Today, on what should be Ramarley’s 24th birthday, Malcolm returns to an apartment without the music that Ramarley used to blare first thing every morning. She returns to a home without Ramarley patting his freshly groomed hair in the mirror and saying, “I look good, right?” She returns to a grief so profound that she no longer celebrates holidays. And she returns to a reality where she worries for the safety of her second son, Chinnor. “I don’t know how he might react to a police officer,” she says. “I could tell him all I want [to listen to police], but I can’t take away from what he saw. He saw what he saw.”
And Malcolm is not only fighting for Ramarley. “I still have to raise a Black boy in this country,” she says of her 11-year-old. “I don’t want to have to bury another child.”
Watch Constance Malcolm talk about her family’s journey in this video by Colorlines producer Tiye Rose.
Jen Marlowe is an award-winning author, documentary filmmaker, playwright, social justice activist and founder of Donkeysaddle Projects. Her play “There Is A Field” toured to universities in spring 2016, drawing connections between oppressions facing Palestinians and those facing Black and Brown communities in the U.S. Her books include “I Am Troy Davis,” “The Hour of Sunlight” and “Darfur Diaries: Stories of Survival.” Her films include “Witness Bahrain” and “One Family in Gaza.” Follow her on Twitter at @donkeysaddleorg.
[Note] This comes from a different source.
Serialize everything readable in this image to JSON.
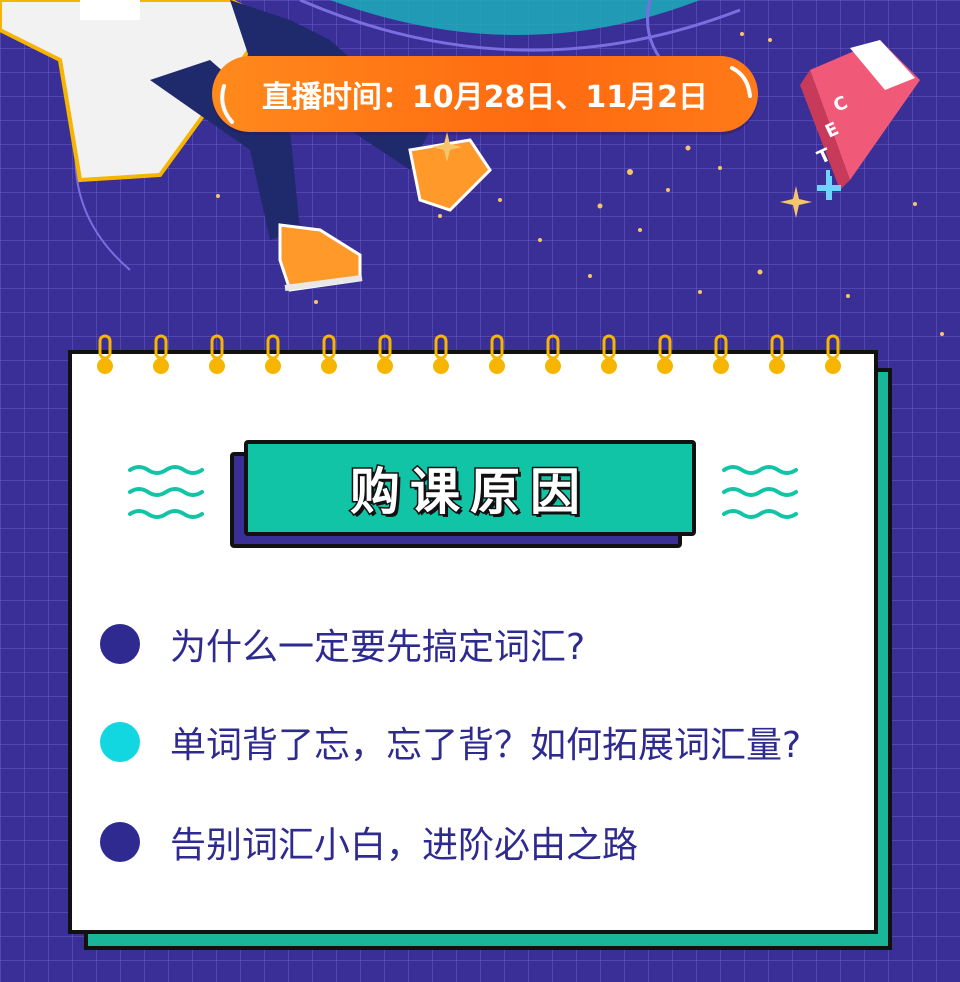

Amy Myers is a law student from Melbourne, Australia. She recently worked with Indigenous inmates at Port Philip Prison in Victoria as part of a pilot program fostering two-way learning between incarcerated people and the community. Prior to that she interned at the Louisiana Capital Assistance Center in New Orleans where she provided research assistance on the “Blackstrikes Project,” a study that empirically proved racial bias in the selection of juries. Amy just completed an internship at the Center for Constitutional Rights.